San Antonio Child Custody Attorneys
Working with You to Protect Your Child's Rights & Best Interests
Child custody disputes are often the most contentious part of divorce and paternity cases. As a parent engaged in a custody case, you may be worried that you'll get less time with your child than you believe is equitable.
At The Law Office of Derek S. Ritchie, PLLC, we'll work with you to ensure you and your child's rights and best interests remain protected throughout your case.
How Does Child Custody (Conservatorship) Work in TX?
Texas uses the word "conservatorship" as the legal term for custody in the state.
In a conservatorship, parents can occupy two "roles:"
- Custodial parent. The custodial parent is the caretaker the child spends a majority of their time with.
- Non-custodial parent. The non-custodial parent is the caretaker the child spends a minority of their time with.
There are also two types of custody:
- Physical custody, which determines where a child lives, and;
- Legal custody, which determines how much control each parent has over a child's rights (such as the medical care they receive, where they attend school, the cultures they're exposed to, etc.).
There are two primary types of conservatorships that are common during child custody disputes:
- Joint managing conservatorships (JMCs). In a JMC, the child spends time living with each parent. Whichever parent the child spends more time with (even if it's just one more night per year) is considered the custodial parent. Generally, the custodial parent can decide where the child lives, which can also impact other factors, such as the school they attend. Courts often try to establish JMCs under the assumption that it's generally healthy for children to spend a certain amount of time with each parent growing up. Depending on the circumstances of the case, the parents may have a nearly equal timeshare (meaning the child spends almost the same amount of time living with each parent), or one that's slightly less balanced.
Sole managing conservatorships (SMCs). In an SMC, the child only lives with one parent. That caretaker, the
custodial parent, also generally has total control over the child's physical
and legal custody. Sole managing conservatorships are more common in situations
where one parent has been deemed "unfit" to act as a caretaker
by the court.
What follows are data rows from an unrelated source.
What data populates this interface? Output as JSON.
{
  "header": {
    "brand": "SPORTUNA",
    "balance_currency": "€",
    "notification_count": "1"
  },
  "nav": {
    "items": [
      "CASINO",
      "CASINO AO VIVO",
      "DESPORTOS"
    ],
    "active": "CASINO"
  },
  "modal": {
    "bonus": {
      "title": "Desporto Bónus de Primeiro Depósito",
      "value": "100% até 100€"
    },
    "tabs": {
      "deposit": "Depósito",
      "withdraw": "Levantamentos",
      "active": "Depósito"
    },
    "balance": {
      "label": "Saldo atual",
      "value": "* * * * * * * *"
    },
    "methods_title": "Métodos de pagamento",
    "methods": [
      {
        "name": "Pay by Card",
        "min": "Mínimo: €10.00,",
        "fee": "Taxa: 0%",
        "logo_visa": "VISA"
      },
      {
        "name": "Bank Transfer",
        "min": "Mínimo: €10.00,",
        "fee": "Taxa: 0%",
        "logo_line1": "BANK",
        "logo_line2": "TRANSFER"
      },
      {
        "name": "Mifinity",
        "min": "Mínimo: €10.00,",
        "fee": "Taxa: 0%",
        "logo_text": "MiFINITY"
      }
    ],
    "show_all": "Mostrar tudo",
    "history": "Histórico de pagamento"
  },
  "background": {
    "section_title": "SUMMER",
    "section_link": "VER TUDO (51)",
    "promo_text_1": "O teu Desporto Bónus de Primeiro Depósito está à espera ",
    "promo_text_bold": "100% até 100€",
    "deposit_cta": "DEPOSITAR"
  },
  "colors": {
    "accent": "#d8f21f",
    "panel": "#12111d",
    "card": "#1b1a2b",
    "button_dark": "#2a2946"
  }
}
A court may think an SMC is necessary if:
- One parent has a history of violence to the child or their former spouse;
- One parent has a history of substance abuse;
- One parent has been largely absent from the child's life.
However, it may still be possible for the other parent to see their child as a possessory conservator. Possessory conservators may only have visitation rights and may need to visit their child with another individual present to ensure they do not harm them.
The relationship parents have with one another often plays a central role in the outcome of child custody cases.
In situations where the parents are amicable and agree with one another on terms for a conservatorship arrangement, they can develop a parenting plan together. The parenting plan lays out the type of conservatorship and timeshare arrangement the parents want to obtain. A court can then approve of the parenting plan, finalizing the conservatorship order. This is often the least combative, fastest way to finalize a custody dispute.
Alternatively, suppose the parents disagree on how to approach custody. In that case, they can attend court and make their arguments to a family law judge, including presenting a proposed parenting plan by each party. The court will then make a final judgment that establishes a legally binding conservatorship arrangement for the parents. This process is often longer and more expensive but may be necessary if the parents cannot agree on terms for a conservatorship.
Regardless of how you intend to approach custody, you deserve a legal advocate you can trust to represent your (and your child's) needs, rights, and best interests in and out of the courtroom.
At The Law Office of Derek S. Ritchie, PLLC, our veteran San Antonio child custody attorneys can help you move towards an optimal outcome in your child support case. We have experience working with cases between parents and Child Protective Services (CPS).